Alternatively, as shown in FIG. 10, the coin dispensing mechanism may be “automatic.” Similar to the manual coin dispensing mechanism 79, the automatic coin dispensing mechanism 93 has an upper slide plate 81 with a flange 89, a lower slide plate 83, and a slide post 85 connecting the upper slide plate 81 and the lower slide plate 85 through an oval shaped slot 87 in the bottom 59 of the coin holder 11d. In addition, the automatic dispensing mechanism has a resilient member 95. As shown in FIG. 10, the resilient member 95 is a metal or plastic spring with a first end 97 and a second end 99. The resilient member may also be an elastic band or the like. The first end 97 of the resilient member 95 is affixed to a projection 101 extending downwardly from the rear of the bottom 59 of the coin holder 11d. The second end 99 of the resilient member 95 is affixed to the lower slide plate 83. As shown in FIG. 10, the first end 97 and the second end 99 of the resilient member 95 are threaded through openings 103 in the projection 101 and the lower slide plate 83. However, it will be appreciated by those skilled in the art that the resilient member may be affixed to the projection 101 and the lower slide plate 83 by any suitable method.

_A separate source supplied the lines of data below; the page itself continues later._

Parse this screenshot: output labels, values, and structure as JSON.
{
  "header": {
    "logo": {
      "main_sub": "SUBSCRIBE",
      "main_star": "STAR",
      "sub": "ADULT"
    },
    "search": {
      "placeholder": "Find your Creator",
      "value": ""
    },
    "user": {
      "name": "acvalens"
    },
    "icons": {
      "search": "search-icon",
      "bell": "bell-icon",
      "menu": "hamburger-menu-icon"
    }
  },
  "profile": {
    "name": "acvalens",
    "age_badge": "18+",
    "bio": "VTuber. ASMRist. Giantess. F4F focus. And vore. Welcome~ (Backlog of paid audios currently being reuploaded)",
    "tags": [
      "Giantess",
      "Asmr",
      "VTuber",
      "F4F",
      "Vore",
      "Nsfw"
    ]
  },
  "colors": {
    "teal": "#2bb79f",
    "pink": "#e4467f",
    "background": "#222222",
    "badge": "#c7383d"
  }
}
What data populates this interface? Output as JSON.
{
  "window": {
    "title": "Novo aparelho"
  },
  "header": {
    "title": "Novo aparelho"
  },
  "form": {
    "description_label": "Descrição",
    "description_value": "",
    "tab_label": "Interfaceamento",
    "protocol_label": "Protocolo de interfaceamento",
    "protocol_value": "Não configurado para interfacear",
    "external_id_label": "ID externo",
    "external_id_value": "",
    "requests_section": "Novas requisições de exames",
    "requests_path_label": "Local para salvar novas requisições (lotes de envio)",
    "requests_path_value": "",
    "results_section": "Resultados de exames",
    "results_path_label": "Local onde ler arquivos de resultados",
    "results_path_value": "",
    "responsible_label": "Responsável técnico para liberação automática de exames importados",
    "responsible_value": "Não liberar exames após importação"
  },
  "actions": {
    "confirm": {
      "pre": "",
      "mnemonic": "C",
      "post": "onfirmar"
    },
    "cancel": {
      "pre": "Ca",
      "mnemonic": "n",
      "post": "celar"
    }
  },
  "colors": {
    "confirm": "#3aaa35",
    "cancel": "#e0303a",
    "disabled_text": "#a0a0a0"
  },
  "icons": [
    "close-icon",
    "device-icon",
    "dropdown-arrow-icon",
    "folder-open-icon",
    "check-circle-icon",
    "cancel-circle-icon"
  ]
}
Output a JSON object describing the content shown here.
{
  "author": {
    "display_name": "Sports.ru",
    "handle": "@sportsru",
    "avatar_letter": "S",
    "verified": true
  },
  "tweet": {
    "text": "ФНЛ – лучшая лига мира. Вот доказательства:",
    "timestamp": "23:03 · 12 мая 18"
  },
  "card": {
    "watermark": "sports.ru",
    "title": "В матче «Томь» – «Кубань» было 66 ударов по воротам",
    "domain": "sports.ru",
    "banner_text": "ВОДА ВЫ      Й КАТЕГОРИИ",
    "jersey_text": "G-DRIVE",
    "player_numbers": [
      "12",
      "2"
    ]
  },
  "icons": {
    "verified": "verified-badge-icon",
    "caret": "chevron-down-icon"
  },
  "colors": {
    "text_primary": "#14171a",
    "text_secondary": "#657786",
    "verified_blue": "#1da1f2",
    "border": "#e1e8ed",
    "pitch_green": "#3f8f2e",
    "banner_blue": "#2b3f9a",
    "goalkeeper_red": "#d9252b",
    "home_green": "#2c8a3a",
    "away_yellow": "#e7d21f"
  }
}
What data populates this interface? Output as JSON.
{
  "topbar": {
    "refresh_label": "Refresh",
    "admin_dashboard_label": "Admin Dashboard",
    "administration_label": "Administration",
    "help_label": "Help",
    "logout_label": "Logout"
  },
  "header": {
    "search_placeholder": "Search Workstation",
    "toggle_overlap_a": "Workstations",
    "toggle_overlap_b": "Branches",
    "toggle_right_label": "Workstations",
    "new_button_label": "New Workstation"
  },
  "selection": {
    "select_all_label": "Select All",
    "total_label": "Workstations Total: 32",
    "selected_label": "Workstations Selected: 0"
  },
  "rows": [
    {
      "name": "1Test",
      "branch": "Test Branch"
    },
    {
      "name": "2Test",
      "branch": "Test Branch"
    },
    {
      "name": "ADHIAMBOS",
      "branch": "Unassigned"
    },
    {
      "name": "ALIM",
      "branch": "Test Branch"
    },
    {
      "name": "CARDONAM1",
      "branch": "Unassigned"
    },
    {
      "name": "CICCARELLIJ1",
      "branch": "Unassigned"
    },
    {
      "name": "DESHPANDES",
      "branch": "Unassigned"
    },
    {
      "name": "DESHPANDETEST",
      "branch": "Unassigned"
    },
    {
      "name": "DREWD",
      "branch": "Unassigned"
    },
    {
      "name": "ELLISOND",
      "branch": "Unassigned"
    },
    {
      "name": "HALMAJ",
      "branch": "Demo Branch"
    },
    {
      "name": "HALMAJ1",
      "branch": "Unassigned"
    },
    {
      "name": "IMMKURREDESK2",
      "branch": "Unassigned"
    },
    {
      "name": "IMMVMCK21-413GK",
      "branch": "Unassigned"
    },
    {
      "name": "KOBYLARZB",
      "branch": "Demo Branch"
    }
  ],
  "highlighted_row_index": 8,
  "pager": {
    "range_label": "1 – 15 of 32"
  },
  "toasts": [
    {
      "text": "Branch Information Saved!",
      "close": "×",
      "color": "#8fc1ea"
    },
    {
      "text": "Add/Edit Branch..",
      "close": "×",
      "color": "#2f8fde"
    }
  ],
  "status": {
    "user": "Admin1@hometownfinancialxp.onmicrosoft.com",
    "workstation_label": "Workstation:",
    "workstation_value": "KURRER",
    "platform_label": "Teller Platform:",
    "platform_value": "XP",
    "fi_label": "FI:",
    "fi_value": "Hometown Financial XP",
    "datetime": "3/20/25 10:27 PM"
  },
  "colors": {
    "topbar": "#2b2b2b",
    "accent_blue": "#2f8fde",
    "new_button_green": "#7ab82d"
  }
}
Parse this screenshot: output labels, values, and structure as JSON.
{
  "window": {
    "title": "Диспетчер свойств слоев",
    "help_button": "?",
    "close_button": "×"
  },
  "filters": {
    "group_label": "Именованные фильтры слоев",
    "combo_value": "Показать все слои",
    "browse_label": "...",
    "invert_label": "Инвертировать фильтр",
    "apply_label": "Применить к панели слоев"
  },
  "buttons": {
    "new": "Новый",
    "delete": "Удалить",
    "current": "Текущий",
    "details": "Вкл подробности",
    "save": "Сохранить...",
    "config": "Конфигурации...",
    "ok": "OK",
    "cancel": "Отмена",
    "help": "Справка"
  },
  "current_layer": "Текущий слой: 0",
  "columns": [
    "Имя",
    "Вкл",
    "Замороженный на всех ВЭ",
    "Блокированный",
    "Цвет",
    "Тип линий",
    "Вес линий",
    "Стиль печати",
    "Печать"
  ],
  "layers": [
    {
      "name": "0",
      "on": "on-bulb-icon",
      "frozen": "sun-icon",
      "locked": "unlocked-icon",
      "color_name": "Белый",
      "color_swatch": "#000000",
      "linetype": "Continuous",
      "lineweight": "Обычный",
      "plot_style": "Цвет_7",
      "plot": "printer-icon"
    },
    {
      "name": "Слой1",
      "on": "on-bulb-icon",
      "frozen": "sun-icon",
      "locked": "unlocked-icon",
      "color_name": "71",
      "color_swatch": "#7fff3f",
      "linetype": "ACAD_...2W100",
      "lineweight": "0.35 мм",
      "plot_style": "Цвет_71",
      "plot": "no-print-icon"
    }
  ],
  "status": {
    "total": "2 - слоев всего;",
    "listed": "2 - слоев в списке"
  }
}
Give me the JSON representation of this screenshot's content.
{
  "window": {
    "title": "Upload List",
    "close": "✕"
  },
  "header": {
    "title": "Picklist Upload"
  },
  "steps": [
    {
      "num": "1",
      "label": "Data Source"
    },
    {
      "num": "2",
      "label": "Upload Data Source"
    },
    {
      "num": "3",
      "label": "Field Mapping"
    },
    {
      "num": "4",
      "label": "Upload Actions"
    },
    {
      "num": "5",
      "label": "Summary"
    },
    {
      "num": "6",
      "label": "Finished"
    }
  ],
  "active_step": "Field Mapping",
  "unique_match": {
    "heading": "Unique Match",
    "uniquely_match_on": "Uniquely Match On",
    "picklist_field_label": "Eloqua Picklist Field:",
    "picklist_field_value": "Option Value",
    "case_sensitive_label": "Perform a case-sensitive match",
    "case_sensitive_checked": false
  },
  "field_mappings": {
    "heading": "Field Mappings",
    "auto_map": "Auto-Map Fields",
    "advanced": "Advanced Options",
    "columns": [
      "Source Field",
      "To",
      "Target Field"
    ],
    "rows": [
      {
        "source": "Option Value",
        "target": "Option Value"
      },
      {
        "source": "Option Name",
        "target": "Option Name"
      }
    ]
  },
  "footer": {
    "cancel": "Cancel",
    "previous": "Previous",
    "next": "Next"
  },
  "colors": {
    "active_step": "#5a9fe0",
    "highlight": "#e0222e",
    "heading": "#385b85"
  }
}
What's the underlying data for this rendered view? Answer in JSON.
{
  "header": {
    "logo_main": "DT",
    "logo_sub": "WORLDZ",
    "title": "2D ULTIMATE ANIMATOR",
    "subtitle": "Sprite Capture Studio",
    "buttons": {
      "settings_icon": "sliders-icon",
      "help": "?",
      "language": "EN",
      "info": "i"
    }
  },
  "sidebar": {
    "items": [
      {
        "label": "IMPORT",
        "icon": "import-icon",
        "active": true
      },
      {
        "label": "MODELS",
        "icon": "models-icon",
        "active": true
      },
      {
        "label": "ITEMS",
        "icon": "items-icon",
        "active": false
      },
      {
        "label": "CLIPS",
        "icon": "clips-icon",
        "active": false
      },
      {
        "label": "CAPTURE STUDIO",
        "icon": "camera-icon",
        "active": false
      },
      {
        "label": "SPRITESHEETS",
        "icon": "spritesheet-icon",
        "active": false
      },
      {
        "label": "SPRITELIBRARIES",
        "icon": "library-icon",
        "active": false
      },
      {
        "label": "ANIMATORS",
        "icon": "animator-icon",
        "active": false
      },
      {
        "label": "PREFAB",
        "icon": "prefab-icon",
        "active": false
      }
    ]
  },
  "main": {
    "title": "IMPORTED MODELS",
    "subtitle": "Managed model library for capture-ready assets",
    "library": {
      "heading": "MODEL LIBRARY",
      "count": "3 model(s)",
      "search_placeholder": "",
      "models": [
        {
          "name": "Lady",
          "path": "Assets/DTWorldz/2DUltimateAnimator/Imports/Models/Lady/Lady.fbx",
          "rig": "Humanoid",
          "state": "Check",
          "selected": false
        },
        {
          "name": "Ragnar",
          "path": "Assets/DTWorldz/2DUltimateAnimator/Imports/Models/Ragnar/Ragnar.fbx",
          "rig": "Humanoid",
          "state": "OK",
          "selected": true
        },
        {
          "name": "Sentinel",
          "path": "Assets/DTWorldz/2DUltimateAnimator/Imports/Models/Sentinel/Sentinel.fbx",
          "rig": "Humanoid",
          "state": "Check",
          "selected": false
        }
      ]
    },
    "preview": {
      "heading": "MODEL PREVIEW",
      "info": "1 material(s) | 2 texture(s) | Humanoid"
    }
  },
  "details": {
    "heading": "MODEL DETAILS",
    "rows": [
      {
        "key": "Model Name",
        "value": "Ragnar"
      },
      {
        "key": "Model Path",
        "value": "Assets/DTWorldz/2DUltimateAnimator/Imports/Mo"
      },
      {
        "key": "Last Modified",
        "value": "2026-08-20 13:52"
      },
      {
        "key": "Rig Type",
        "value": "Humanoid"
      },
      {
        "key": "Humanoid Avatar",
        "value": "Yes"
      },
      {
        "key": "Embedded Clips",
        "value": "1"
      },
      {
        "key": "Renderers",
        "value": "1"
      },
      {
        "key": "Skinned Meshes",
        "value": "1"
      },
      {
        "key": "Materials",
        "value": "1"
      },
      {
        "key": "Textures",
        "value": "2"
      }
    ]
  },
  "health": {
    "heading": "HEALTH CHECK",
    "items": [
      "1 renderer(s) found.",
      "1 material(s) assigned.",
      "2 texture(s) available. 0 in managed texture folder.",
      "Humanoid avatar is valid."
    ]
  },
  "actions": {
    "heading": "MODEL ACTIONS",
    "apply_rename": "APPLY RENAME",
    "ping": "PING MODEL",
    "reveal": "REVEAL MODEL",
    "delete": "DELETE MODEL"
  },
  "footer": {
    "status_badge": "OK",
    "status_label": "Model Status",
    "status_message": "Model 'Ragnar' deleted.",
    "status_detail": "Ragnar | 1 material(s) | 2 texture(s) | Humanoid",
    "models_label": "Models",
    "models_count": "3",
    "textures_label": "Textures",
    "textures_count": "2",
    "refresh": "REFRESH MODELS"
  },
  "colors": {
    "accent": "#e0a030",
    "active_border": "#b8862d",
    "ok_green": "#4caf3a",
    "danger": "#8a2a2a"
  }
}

Alternatively, one end of the resilient member may be attached to the upper slide plate 81 and the other end of the resilient member may be attached to the side wall 57 of the coin holder 11d.

In order to dispense a coin using the automatic coin dispensing mechanism 93, the index finger is placed on the bottom surface 84 of the lower slide plate 83, and the lower slide plate 83 is drawn away from the coin holder 11d in the direction of the arrow placing the resilient member 95 under tension. The upper slide plate 81, which is connected to the lower slide plate 83 by post 85, is simultaneously drawn out of the coin holder 11d and dispenses the coin 39. The coin is then removed from the upper slide plate 81 before releasing the lower slide plate 83. Once the lower slide plate 83 is released, the upper coin plate will automatically return to the interior of the coin holder 11d as a result of the tension in the resilient member. Arc shaped flange 89 prevents any coins, which may remain in the coin holder from falling down behind the upper coin plate 81 when the plate is drawn out of the coin holder 11d.

In operation as illustrated in FIG. 11, coins 39 are placed in the hopper 5, slide down into the hopper, and slide through the coin slot 29 one at a time. After passing through the coin slot 29, the coins fall one at time onto the coin sorter plate 37. As a coin slides down the coin sorter plate, it falls off the plate when the opening is sufficiently large enough. Acceleration and deceleration of the motor vehicle as well as driving over bumps in the road assists in moving the coins 39 down into the hopper, through the coin slot, onto the sorter plate, and through the sorter slots. As a coin falls off of the sorter plate, the coin rotates 180 degrees away from the sorter plate as shown by the arrow in FIG. 11. The coin then drops into a coin holder positioned below the sorter plate and settles to the lower end 63 of the holder 11d. The coin 39 may then be removed through the opening 71 at the lower end of the coin holder 11d.

While the invention with its several embodiments has been described in detail, it should be understood that various modifications may be made to the present invention without departing from the scope of the invention. The following claims, including all equivalents define the scope of the invention.